* [Action item] A single number is the answer here: how many lines below include "name"?

++++ Exercise material

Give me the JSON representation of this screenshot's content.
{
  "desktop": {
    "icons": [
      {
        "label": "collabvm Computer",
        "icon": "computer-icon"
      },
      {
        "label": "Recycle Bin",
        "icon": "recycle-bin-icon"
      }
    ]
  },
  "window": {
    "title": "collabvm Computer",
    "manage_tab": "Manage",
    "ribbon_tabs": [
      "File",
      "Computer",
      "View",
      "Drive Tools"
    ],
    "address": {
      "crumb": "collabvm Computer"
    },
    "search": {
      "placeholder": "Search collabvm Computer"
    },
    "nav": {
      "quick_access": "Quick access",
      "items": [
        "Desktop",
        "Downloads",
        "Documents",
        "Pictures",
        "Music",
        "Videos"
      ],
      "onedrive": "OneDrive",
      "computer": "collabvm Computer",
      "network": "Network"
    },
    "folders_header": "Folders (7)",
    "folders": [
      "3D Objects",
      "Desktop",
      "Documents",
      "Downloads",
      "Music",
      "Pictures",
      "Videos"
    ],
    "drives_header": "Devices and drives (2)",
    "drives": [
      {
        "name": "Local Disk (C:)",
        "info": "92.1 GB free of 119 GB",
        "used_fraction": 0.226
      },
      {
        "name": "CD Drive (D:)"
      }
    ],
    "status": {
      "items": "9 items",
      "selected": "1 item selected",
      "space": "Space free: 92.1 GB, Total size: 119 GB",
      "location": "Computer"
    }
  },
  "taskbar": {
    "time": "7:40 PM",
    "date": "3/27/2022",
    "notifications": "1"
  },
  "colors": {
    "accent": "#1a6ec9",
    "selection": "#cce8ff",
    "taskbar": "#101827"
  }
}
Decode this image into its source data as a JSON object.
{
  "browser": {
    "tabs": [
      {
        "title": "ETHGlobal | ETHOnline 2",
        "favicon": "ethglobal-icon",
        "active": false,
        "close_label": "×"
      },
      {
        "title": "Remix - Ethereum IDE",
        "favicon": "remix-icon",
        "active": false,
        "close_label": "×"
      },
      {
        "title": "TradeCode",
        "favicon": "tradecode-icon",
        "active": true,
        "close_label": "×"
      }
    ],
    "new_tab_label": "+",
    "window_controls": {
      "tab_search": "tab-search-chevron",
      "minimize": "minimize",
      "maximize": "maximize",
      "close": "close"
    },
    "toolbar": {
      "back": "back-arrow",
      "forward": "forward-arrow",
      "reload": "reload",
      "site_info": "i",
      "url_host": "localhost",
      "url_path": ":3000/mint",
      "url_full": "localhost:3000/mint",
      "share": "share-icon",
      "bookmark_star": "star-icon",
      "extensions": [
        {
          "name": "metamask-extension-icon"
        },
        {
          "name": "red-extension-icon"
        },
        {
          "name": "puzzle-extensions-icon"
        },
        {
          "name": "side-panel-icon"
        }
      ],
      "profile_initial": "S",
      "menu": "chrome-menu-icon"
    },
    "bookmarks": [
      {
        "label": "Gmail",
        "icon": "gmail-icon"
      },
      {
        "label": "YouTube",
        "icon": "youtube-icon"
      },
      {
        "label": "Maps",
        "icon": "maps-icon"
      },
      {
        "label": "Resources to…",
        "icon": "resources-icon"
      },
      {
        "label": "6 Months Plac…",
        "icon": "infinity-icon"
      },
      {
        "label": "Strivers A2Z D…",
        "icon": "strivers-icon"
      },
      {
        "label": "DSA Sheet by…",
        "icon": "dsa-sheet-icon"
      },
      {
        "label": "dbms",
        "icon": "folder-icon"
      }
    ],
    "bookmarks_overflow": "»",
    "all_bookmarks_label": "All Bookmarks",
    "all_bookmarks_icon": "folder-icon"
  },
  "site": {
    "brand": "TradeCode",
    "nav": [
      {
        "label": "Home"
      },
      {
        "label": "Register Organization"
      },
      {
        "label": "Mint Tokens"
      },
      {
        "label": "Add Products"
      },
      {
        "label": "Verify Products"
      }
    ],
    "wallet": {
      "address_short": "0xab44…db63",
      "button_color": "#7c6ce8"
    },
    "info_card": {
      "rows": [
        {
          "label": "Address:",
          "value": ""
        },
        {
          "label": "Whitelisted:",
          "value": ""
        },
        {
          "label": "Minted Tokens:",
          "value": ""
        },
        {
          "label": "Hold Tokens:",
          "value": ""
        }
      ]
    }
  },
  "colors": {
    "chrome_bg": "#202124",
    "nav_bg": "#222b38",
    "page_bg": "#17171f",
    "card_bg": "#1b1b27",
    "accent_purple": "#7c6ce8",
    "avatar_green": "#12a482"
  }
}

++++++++
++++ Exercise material

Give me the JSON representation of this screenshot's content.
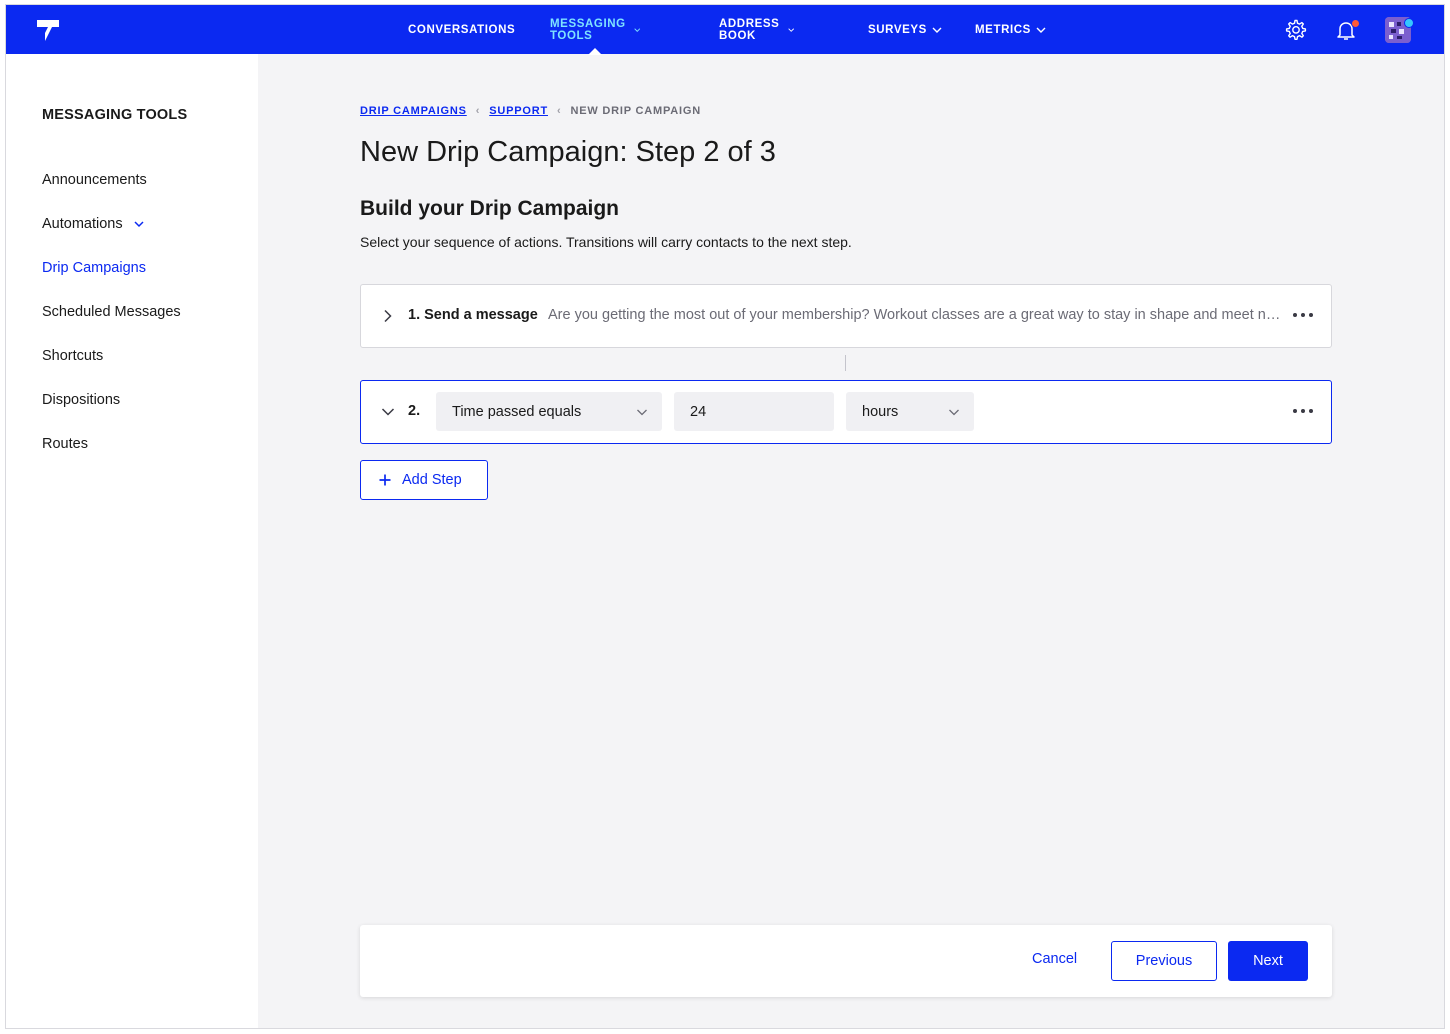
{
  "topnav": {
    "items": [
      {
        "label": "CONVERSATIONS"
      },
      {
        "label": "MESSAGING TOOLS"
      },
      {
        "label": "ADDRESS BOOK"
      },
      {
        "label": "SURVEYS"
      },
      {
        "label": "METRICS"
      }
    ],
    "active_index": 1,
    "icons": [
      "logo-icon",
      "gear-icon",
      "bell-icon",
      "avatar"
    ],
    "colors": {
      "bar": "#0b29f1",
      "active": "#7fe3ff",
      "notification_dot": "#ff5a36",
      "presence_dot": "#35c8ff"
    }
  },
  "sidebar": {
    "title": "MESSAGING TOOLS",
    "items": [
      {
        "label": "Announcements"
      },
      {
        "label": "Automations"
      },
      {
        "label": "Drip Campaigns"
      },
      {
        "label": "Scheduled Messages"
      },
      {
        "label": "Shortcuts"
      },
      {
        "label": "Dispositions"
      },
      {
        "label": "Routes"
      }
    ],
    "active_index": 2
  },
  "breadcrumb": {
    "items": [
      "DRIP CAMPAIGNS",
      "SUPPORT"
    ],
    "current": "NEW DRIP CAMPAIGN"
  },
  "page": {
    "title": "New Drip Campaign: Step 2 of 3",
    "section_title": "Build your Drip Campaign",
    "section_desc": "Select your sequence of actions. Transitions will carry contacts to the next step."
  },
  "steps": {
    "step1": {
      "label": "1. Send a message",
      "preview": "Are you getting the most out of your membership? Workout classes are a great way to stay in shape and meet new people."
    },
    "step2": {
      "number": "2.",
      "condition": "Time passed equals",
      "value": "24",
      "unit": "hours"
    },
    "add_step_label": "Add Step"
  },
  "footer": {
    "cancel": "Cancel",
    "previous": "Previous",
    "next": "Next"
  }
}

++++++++
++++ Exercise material

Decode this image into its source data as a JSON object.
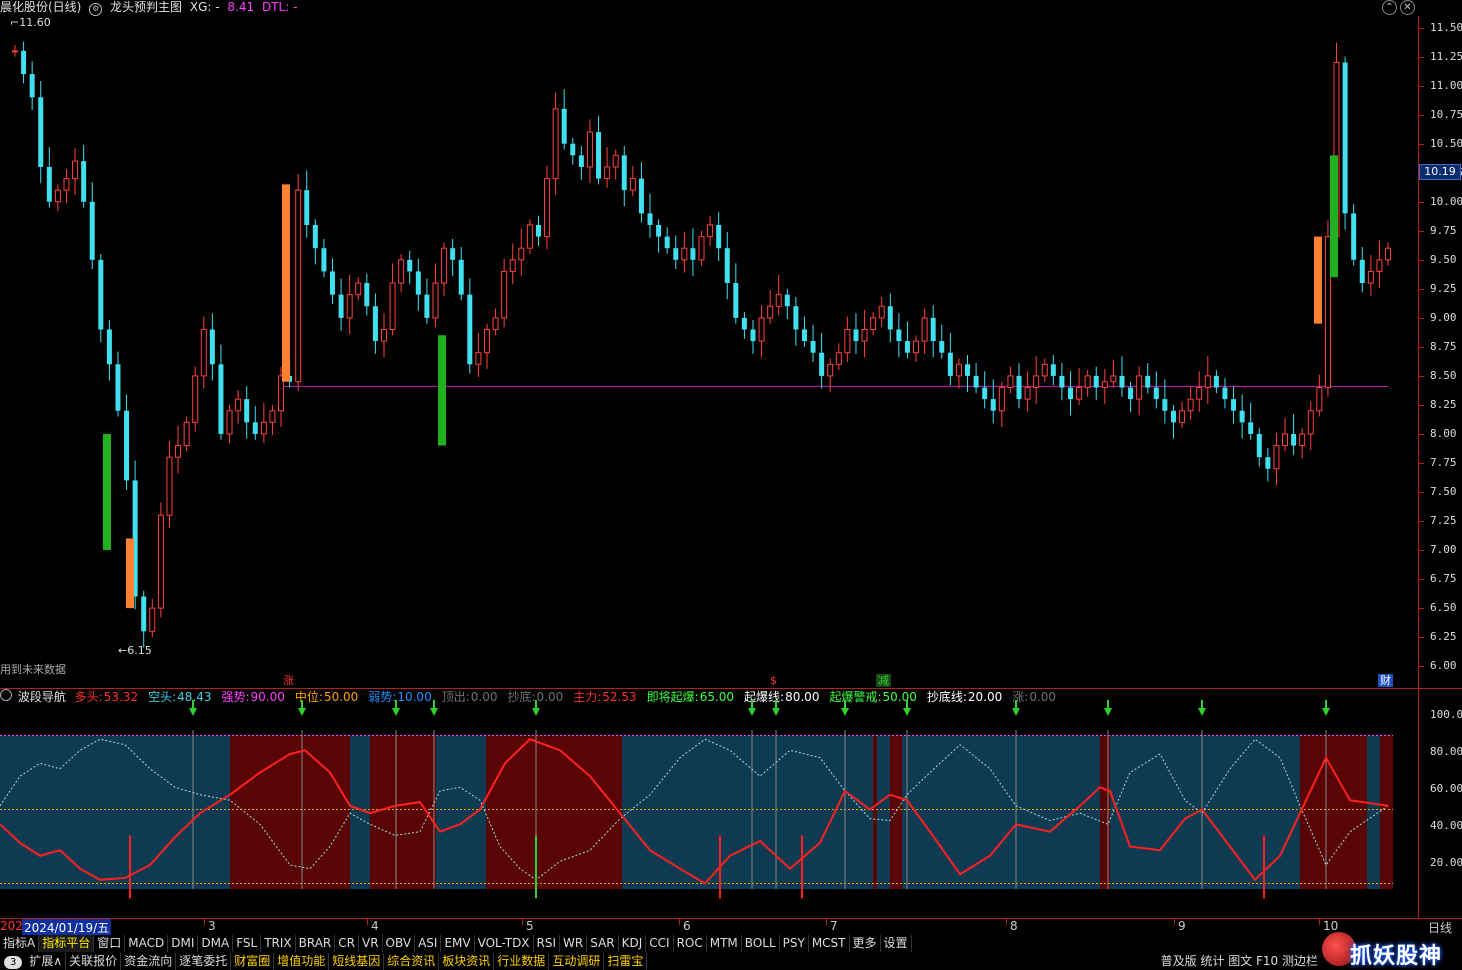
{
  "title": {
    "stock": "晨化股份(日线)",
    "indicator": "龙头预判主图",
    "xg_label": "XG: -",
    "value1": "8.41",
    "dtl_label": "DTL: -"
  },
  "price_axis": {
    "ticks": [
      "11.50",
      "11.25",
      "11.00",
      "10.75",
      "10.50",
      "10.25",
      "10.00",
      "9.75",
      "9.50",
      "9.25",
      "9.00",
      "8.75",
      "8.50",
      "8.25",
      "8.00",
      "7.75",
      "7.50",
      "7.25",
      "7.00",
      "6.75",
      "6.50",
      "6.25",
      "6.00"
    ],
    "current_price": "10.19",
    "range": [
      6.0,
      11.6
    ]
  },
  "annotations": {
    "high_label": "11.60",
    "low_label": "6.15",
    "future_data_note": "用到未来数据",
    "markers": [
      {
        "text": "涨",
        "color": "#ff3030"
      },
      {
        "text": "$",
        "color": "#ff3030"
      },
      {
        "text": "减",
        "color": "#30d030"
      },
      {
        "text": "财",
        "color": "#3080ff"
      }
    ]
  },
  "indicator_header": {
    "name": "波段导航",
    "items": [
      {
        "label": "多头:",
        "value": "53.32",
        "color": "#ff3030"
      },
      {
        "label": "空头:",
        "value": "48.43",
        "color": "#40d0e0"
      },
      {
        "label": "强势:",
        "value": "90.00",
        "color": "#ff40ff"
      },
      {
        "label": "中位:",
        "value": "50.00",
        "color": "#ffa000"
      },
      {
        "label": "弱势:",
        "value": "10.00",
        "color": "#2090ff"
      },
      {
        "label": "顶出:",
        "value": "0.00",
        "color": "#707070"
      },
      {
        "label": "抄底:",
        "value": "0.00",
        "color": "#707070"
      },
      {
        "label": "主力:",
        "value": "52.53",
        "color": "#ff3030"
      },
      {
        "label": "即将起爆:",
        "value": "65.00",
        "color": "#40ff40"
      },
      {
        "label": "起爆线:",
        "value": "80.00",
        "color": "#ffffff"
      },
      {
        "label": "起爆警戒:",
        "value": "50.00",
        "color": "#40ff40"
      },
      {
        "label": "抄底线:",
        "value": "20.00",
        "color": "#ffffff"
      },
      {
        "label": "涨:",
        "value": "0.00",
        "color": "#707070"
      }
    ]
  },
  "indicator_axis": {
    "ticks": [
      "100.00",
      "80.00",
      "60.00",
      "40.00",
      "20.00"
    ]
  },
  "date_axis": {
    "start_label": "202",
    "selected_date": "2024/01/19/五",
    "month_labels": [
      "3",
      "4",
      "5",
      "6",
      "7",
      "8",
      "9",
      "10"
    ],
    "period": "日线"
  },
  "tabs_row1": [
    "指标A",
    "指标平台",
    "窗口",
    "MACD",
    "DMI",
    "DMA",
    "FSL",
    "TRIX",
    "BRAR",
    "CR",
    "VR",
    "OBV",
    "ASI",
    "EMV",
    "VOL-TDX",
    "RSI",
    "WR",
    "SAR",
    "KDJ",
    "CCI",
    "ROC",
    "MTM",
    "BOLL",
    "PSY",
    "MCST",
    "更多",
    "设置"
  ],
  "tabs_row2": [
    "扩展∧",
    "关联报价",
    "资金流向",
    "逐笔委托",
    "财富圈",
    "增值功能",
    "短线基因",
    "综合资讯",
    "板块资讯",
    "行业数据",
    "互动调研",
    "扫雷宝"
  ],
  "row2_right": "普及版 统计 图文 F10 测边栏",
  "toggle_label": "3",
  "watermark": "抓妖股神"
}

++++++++

* [Result of this task] 7